Is Your Child At Risk Online?
Parents and friends can watch for warning signs that a child is at risk of being exposed to the wrong people or content.
Your child spends large amounts of time online, especially at night. Child predators can be online at any time, but most work during the day and spend their evenings online trying to strike up conversations with young people.
You find pornography on your child's computer, phone or storage device. Adults who are seeking to exploit children often supply potential victims with pornography as a means of opening sexual discussions and for seduction. They may even use child pornography to try to show that sex between children and adults is "normal."
Your child receives phone calls from someone you don't know or is making calls, sometimes long distance, to numbers you don't recognize. Adults who want to exploit children use these calls to learn more about the children they are pursuing. Through Caller ID they may be able to determine the child's full name and address. Child predators have been known to provide toll-free numbers so potential victims can call without their parents finding out. Phone conversations may include "phone sex," often as a prelude to a face-to-face meeting for real sex.
Your child receives mail, gifts or packages from someone you don't know.
As part of the "grooming" process
that is used by child predators, it is common for them to send letters, photographs and gifts to their potential victims.
Your child hides what they are doing on the computer. When a child turns the computer monitor off or quickly changes the screen on the monitor, they are attempting to conceal something. A child looking at pornographic images or having sexually explicit conversations does not want you to see it on the screen.
Your child becomes withdrawn from the family. Adults who are seeking to exploit children work hard to drive a wedge between a child and their family. Any problem that a young person has at home can be manipulated to make that child feel isolated from his or her loved ones. Children under the influence of a predator may pull away from their families and may also become withdrawn after they have been victimized sexually.
Your child is using another email account. Some online entities offer free email services, so email accounts can be created quickly and without cost. If your child is using an account other than the one you may have authorized, he or she may be communicating with someone who wants to keep the relationship secret.

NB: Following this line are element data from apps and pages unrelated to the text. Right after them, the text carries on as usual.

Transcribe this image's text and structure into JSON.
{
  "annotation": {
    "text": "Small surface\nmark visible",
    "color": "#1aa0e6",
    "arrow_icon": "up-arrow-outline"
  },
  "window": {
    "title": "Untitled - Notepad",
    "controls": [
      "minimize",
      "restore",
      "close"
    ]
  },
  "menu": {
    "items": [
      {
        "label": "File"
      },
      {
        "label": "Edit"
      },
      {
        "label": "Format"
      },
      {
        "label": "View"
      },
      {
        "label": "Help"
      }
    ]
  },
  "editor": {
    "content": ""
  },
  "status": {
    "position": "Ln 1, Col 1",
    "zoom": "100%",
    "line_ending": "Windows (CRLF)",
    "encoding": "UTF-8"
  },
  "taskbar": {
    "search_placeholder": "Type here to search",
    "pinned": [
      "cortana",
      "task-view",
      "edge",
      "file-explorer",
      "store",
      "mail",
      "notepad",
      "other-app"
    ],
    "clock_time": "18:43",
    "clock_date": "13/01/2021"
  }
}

Keep in mind that your child could still meet and exchange messages with an adult while online at a friend's house, the library or at school.
Source: Federal Bureau of Investigation
Request a Presentation
The Attorney General’s staff and the Internet Crimes Against Children Task Force members offer Internet education and safety programs
. Presentations are available to groups of North Carolina parents, educators and law officers.
You can also watch a video on Internet Safety, What You Don’t Know Can Hurt Your Children
, and view a resource guide.